The Blue-Eyed Tropheus Tropheus brichardi is a favorite cichlid as it has many different color varieties. Brichardi Cichlids were called 'Blue-Eyed Tropheus' by hobbyists well before they were scientifically described. True to this name, the iris of their eyes can become blue colored if they are kept in optimal conditions.
There are several varieties/races of this species and their coloring is dependent on where the fish are collected. The Skunkback Tropeus pictured above is from the Nyanza area of Lake Tanganyika, Africa. The main characteristic of these fish are their vertical stripes, which are very colorful on some varieties. However the stripes are primarily seen on juveniles and females as the males loose them over time.
A colony of 12 to 30 of these pretty cichlids can make an amazing display and their personality is a definite plus. The Tropheus have a really interesting social structure that is built upon a colony of consistent tank mates. They are very active and have individual behaviors, from curiously lining up to watch the goings on in the room to their 'dolphin-like' antics when eating. Feeding time can be very 'wet' for their keepers, but make this fish very fun and desirable.
The Blue-Eyed Tropheus have a reputation of being one of the most aggressive of the Tropheus species. In the wild they are very aggressive with conspecifics, but are said to be less aggressive, even shy, with other fish. In the aquarium their aggression level towards unrelated fish can vary depending on the personalities of the individual fish.
Truly a rewarding fish for the aquarist who is willing to provide the necessary care. This hearty cichlid can be easy to moderate to keep as long as attention is paid to its diet and mandatory water changes are done, and difficult if they are neglected. They are rather expensive fish, and initial attempts to keep them often met with difficulty until aquarists became familiar with their rather specific, though uncomplicated needs. They can be afflicted with the occurrence of 'bloat', and there seems to be no explainable rational as to its cause.

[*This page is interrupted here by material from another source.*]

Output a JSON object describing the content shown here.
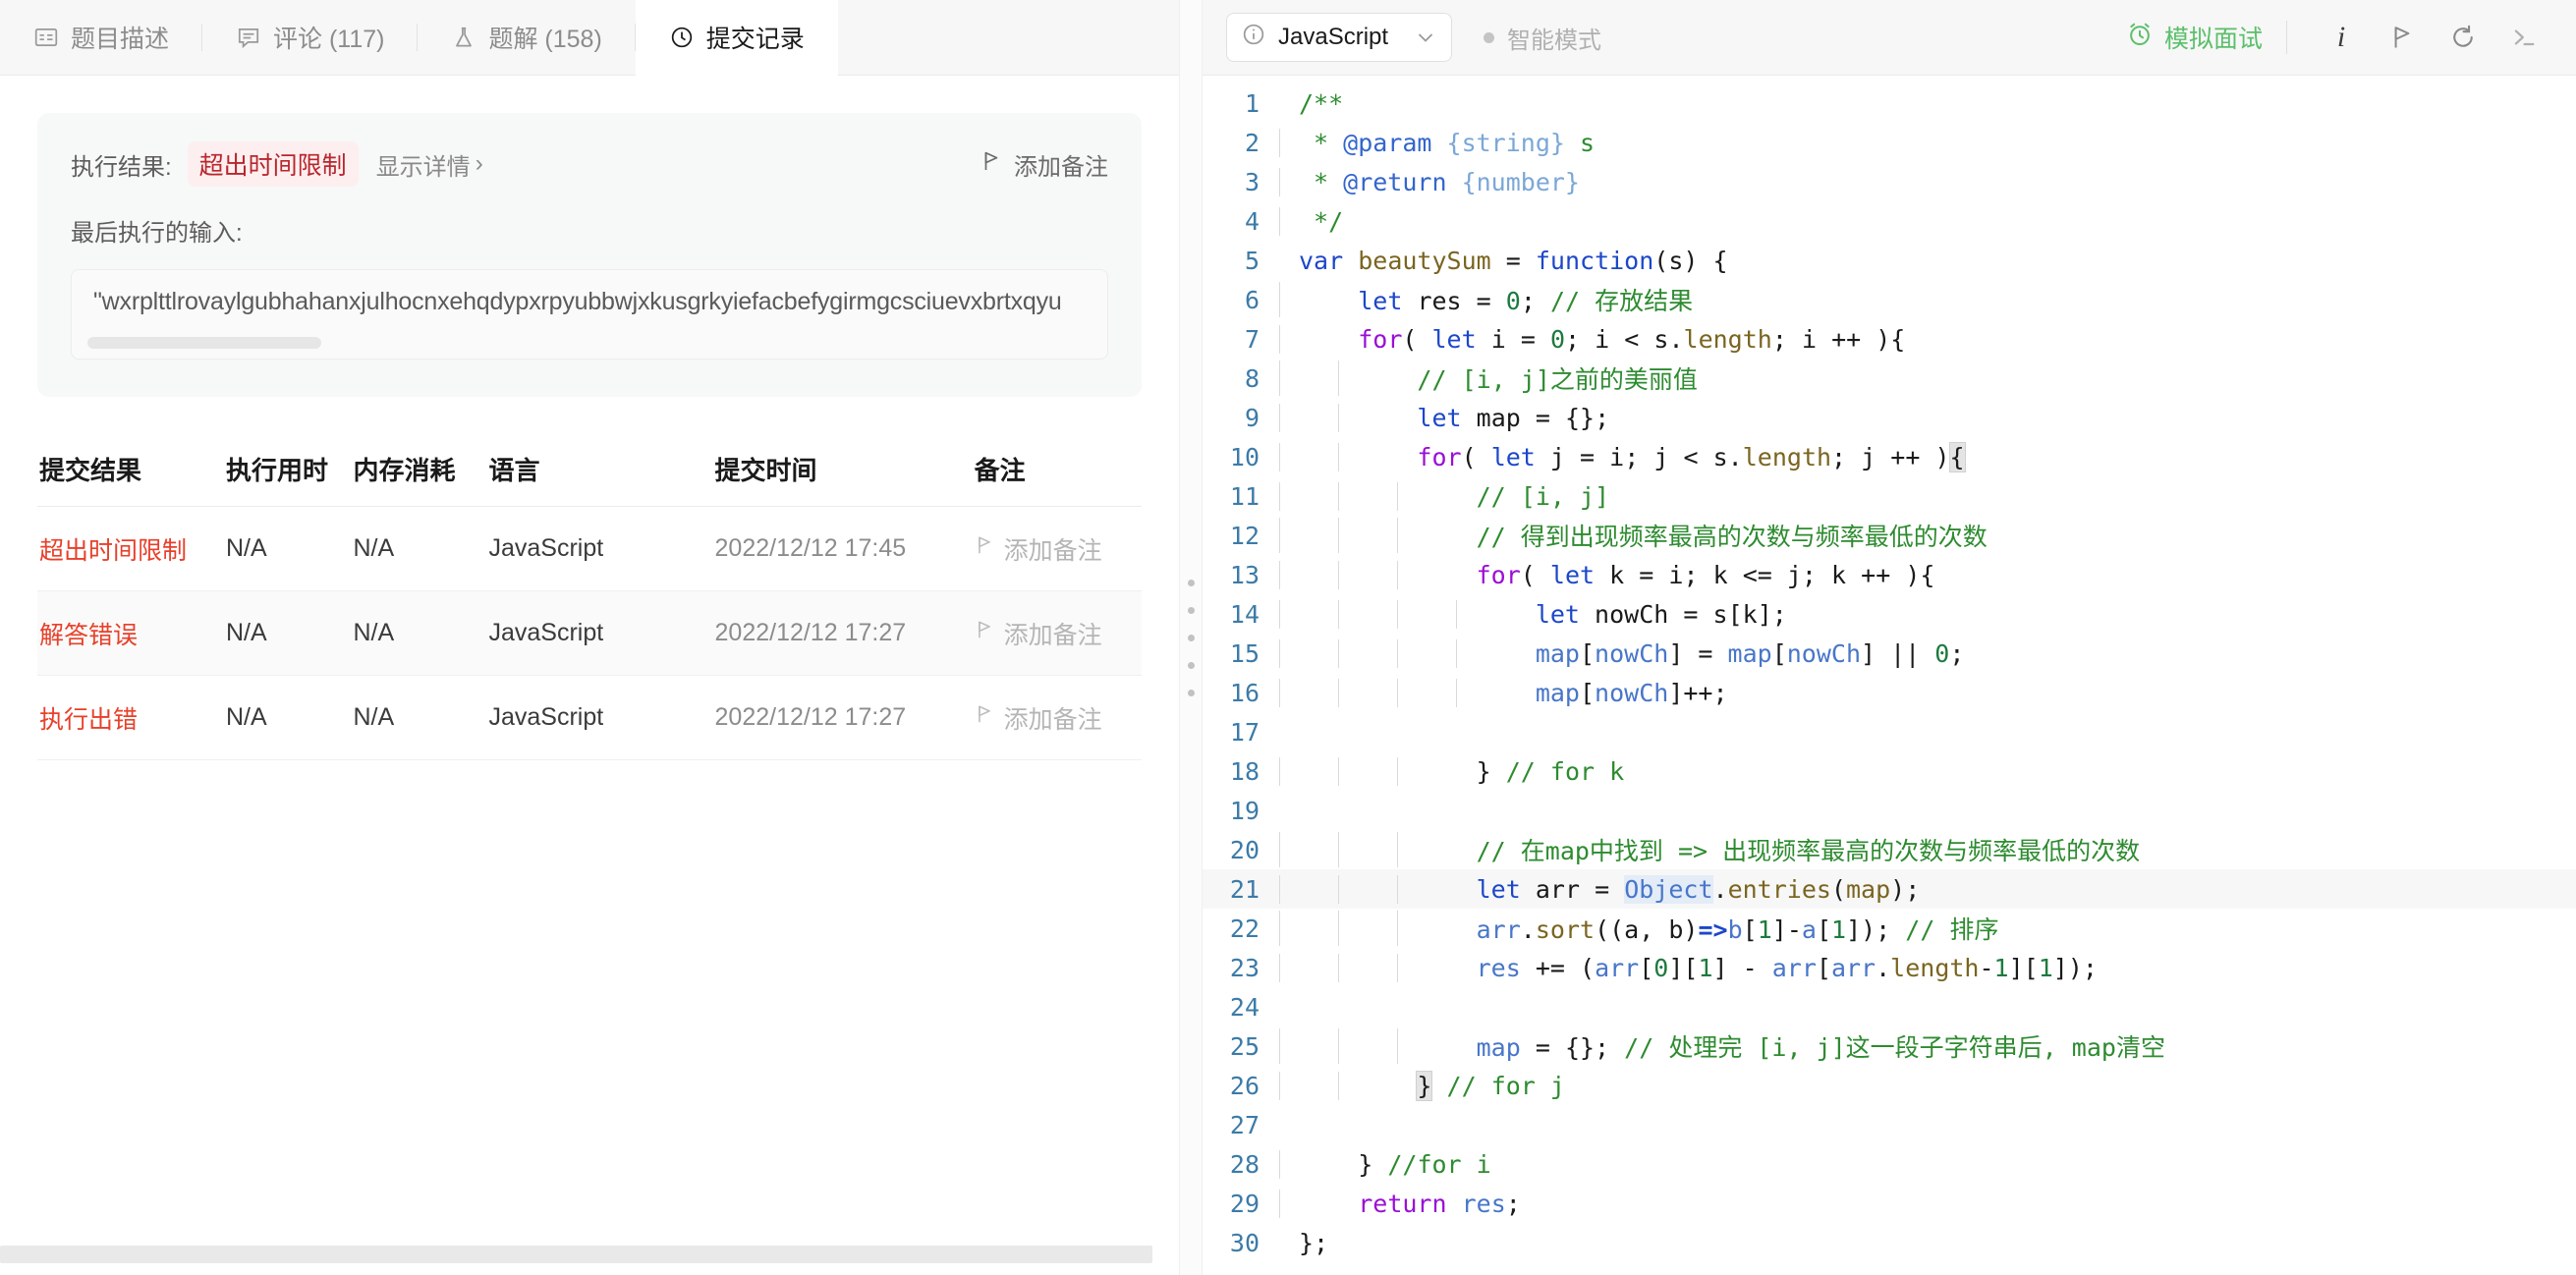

Provide a sandy substrate, strong lighting to encourage algae growth, and several rock piles along with rocks formed into caves. Having a very aggressive nature, they are best kept in a species specific tank. Do not add a new fish to an already established colony as this will cause an upset and death. They may also be kept in a larger aquarium with some other herbivorous rock dwelling African cichlids. The larger the tank and the more hiding places you have will help with aggression.